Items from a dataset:
▬▬▬▬▬▬▬▬▬▬

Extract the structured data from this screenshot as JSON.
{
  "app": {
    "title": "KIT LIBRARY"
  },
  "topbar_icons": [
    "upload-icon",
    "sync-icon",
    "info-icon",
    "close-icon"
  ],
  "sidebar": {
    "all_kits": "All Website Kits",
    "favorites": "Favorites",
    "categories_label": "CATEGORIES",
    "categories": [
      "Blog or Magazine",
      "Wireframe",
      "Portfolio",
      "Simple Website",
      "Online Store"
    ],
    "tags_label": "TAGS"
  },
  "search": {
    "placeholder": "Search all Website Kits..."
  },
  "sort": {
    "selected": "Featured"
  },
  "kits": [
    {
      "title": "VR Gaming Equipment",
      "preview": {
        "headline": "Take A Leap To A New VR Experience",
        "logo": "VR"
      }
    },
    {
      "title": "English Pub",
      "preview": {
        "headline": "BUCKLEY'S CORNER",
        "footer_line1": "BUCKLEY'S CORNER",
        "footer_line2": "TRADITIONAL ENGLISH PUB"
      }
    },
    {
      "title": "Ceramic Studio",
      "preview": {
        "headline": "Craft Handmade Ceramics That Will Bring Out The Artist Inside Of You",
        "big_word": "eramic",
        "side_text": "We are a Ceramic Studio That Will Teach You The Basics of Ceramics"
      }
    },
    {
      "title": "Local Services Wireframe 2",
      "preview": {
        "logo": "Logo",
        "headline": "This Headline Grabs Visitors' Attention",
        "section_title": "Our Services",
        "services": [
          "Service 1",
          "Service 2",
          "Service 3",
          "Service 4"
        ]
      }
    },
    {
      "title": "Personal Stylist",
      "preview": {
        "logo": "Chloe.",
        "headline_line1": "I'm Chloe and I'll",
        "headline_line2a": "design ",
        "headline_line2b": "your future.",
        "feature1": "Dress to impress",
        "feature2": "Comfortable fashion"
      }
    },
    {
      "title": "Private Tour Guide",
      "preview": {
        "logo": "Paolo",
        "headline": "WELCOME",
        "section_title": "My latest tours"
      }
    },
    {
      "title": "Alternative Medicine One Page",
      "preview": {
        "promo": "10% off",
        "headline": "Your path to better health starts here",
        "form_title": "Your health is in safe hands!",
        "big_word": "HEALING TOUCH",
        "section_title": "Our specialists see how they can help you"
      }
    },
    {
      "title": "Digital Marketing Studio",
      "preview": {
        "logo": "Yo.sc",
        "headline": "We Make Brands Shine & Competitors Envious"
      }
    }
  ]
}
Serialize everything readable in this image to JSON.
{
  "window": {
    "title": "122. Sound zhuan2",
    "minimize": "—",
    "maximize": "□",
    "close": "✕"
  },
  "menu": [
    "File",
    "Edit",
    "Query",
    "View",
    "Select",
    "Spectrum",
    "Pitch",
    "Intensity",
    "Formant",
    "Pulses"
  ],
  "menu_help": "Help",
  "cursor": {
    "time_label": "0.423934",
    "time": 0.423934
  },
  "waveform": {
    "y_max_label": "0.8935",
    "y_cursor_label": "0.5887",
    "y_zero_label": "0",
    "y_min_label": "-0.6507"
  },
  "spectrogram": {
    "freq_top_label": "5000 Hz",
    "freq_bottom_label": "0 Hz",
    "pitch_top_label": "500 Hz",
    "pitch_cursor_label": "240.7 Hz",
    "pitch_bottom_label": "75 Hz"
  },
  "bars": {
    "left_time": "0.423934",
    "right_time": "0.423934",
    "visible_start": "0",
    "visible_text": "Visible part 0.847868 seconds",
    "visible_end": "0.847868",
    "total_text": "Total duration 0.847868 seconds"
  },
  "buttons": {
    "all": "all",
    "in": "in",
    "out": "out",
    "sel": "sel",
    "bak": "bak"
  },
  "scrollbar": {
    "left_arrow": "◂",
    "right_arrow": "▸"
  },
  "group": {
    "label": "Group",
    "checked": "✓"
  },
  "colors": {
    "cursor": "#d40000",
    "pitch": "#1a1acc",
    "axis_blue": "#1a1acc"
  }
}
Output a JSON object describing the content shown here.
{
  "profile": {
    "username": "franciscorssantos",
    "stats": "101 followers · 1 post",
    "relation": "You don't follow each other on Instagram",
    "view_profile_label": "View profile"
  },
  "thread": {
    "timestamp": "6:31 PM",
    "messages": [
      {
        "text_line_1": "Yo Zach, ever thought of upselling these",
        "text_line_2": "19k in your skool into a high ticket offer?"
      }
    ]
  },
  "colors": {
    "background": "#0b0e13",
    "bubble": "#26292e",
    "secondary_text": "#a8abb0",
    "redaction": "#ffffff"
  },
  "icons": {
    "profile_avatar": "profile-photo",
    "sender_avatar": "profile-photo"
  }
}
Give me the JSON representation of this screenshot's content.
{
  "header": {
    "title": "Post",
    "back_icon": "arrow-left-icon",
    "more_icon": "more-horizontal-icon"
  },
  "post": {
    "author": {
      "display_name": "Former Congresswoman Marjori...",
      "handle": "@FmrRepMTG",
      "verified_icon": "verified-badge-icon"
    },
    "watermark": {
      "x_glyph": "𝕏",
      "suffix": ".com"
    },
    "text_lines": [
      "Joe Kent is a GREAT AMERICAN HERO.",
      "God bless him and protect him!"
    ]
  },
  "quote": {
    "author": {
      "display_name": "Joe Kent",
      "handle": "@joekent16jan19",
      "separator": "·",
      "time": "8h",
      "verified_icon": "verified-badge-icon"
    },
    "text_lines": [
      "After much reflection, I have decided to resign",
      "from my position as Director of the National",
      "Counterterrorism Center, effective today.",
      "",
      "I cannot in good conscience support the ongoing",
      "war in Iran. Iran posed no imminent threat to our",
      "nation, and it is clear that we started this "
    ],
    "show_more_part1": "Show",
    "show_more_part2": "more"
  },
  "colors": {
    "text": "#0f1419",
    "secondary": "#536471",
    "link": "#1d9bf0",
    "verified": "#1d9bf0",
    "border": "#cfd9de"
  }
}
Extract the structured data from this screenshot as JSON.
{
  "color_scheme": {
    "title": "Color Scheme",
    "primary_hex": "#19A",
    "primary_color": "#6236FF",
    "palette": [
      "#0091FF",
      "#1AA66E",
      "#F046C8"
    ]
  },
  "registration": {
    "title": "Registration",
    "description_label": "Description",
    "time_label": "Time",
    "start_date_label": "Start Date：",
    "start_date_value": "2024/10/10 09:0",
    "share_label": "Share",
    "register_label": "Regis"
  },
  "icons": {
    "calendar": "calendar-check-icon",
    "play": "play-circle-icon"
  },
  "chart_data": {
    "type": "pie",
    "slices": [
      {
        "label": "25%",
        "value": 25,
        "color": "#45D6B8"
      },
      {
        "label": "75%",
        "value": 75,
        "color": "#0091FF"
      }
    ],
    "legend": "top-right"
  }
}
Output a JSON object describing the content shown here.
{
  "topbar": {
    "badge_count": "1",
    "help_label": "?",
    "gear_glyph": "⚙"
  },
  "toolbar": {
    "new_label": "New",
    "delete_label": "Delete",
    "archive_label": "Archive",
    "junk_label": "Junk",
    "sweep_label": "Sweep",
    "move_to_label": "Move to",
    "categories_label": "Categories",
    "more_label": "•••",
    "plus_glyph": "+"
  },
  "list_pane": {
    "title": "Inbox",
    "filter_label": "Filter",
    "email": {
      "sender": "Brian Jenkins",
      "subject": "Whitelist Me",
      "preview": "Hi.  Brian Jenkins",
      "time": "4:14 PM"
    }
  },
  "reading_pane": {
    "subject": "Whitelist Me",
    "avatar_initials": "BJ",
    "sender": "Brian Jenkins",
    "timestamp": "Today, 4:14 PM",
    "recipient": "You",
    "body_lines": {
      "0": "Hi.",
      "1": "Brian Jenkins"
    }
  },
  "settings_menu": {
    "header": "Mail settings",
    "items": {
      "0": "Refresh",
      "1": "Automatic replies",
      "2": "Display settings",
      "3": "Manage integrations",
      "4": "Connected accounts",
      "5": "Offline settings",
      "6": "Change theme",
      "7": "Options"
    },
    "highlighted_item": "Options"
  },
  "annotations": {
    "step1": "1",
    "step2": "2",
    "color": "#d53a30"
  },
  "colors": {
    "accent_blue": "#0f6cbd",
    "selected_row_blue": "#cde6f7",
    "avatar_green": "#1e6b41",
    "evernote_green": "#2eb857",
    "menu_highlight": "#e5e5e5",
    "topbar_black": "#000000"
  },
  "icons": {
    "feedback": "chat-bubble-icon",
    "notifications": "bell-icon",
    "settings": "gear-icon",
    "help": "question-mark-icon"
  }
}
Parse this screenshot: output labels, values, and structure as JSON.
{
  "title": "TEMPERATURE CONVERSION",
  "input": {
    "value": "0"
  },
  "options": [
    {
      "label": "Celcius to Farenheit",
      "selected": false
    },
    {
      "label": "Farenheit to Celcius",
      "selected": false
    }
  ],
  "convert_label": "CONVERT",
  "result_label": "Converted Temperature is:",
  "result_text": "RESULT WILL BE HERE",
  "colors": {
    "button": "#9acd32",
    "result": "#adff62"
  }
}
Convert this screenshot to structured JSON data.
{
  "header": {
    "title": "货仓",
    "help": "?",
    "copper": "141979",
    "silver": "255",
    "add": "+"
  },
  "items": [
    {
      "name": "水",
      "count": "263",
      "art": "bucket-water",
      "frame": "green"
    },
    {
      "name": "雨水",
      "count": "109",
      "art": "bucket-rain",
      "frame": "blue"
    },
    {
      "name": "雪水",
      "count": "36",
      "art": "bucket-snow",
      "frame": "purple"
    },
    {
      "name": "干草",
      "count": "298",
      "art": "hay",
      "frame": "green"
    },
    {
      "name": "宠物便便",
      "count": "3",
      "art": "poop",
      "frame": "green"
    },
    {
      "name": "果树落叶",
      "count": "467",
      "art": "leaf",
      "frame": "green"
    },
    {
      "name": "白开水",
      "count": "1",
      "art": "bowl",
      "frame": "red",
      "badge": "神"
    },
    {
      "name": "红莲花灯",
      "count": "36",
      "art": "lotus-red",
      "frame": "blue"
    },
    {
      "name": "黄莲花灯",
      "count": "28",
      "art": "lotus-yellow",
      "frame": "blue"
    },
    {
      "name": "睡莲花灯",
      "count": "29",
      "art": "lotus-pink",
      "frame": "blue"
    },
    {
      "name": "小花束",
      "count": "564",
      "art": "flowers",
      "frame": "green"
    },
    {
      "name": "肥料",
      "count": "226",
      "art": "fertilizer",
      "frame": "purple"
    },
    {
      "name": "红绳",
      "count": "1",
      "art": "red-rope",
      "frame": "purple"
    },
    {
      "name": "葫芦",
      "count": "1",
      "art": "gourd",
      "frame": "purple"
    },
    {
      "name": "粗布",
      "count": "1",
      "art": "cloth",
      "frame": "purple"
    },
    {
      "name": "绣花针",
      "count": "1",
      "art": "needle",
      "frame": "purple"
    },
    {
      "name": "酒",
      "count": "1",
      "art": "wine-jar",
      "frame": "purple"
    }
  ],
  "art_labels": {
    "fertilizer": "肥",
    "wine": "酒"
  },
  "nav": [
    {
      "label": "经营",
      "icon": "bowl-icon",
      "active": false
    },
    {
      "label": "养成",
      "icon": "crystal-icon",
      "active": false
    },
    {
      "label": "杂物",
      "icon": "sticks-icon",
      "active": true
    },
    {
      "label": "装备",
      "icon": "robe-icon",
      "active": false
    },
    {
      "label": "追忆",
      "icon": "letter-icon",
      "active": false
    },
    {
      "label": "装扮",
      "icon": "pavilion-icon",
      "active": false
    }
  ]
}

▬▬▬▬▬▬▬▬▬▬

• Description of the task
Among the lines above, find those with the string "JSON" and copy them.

• Written solution
Extract the structured data from this screenshot as JSON.
Serialize everything readable in this image to JSON.
Output a JSON object describing the content shown here.
Give me the JSON representation of this screenshot's content.
Extract the structured data from this screenshot as JSON.
Output a JSON object describing the content shown here.
Parse this screenshot: output labels, values, and structure as JSON.
Convert this screenshot to structured JSON data.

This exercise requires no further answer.